• [Listed records]
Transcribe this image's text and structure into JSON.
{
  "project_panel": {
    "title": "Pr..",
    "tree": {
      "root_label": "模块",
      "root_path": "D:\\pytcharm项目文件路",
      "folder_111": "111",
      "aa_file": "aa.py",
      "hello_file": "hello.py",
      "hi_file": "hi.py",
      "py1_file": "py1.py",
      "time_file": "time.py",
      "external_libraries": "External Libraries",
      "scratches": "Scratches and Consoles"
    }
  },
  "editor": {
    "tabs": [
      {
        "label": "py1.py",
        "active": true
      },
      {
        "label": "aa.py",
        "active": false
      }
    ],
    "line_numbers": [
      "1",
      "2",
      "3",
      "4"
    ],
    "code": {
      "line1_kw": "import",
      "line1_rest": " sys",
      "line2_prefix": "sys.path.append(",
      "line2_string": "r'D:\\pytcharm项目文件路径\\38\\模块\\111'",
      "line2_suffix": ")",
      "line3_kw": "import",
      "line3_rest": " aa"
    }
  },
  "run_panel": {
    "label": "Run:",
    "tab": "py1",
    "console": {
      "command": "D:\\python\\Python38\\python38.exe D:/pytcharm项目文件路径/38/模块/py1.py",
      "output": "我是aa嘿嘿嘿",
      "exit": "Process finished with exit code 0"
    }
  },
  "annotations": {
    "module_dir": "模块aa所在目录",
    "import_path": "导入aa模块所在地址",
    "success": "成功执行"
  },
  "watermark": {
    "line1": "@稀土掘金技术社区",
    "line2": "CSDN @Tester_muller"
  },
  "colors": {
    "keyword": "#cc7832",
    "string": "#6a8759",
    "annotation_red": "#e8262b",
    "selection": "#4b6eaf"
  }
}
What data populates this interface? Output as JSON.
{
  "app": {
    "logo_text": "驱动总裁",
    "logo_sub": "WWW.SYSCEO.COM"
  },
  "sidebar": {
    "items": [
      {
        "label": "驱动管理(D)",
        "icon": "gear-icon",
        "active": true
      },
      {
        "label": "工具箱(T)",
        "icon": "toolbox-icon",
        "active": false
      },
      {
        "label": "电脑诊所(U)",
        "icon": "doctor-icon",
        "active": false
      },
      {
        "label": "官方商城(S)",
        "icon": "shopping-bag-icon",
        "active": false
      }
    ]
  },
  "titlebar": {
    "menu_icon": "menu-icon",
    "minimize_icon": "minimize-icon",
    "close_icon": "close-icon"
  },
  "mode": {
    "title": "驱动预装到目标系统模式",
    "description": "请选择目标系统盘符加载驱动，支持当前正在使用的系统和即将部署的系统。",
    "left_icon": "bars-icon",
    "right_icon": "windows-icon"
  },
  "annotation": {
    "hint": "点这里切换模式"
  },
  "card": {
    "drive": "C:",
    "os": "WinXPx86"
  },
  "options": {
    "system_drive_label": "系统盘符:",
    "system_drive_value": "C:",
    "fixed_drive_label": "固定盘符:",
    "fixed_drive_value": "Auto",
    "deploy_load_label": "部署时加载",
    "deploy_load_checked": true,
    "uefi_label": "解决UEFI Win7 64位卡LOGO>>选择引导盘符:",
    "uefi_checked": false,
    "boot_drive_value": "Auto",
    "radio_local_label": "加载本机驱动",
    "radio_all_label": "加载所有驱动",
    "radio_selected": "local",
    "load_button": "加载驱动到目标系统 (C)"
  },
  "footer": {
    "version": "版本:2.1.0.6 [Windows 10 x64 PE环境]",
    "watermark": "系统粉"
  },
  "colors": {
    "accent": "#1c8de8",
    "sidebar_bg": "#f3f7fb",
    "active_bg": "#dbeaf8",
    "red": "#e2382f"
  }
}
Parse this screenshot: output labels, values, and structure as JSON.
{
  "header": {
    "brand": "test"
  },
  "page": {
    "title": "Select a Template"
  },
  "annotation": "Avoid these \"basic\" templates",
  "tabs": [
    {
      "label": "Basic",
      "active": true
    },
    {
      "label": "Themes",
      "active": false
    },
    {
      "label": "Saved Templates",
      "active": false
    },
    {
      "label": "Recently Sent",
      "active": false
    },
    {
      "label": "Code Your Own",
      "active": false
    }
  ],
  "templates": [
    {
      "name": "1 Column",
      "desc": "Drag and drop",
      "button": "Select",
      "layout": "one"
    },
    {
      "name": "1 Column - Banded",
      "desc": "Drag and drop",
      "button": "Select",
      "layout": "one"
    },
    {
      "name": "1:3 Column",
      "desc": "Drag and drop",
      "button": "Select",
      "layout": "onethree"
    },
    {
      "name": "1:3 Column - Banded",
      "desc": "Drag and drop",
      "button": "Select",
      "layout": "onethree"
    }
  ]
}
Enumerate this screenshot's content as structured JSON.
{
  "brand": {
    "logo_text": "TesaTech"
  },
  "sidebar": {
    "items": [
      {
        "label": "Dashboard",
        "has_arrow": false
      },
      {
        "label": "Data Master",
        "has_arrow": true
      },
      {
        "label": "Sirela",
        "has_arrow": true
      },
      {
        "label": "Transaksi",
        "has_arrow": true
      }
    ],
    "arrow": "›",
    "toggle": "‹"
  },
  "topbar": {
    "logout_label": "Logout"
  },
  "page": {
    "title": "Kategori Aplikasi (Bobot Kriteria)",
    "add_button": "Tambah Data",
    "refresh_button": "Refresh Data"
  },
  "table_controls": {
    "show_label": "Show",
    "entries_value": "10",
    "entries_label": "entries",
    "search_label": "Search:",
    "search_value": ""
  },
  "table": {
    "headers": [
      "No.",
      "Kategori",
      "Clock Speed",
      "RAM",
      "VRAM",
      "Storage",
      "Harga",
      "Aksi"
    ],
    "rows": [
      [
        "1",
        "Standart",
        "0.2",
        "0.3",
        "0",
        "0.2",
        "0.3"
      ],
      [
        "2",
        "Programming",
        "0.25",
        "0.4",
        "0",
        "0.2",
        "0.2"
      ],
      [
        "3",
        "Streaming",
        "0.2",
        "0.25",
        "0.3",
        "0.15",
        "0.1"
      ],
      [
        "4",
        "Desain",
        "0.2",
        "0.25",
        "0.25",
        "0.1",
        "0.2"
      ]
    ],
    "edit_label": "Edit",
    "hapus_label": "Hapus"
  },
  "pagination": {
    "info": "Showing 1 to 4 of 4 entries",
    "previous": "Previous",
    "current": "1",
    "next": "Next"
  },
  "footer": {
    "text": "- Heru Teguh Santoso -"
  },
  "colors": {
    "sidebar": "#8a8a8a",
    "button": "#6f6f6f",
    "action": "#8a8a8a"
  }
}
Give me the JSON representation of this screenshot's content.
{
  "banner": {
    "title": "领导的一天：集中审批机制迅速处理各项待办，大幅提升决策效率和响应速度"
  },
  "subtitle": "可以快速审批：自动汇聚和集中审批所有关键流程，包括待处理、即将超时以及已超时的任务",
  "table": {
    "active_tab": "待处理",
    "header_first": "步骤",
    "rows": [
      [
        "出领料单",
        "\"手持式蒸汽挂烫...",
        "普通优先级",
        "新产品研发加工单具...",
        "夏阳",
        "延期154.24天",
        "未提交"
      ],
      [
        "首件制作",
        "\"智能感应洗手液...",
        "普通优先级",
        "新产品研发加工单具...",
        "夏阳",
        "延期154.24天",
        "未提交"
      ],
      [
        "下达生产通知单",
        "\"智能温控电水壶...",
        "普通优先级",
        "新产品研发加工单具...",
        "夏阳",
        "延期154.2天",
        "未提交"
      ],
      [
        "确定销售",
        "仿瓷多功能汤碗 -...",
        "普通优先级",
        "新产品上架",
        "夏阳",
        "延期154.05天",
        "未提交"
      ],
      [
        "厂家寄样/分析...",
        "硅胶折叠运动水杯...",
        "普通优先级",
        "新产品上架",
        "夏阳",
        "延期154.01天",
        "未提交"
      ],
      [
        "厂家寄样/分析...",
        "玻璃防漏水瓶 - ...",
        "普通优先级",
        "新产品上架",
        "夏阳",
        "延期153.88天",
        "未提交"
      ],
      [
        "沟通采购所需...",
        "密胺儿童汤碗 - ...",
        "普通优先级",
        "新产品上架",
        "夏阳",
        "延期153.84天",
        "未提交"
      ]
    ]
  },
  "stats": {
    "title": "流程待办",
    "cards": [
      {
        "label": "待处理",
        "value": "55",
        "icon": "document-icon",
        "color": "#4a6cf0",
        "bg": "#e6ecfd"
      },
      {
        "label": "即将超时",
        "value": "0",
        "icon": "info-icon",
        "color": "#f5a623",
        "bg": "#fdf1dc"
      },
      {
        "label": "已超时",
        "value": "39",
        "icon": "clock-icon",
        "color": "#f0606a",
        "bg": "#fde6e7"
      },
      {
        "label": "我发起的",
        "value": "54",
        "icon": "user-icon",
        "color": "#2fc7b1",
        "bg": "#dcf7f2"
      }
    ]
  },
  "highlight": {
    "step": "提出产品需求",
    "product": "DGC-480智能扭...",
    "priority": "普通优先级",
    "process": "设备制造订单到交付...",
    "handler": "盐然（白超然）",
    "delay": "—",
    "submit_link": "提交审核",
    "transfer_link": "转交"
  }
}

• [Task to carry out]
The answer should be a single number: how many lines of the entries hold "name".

• [Solution to the problem]
4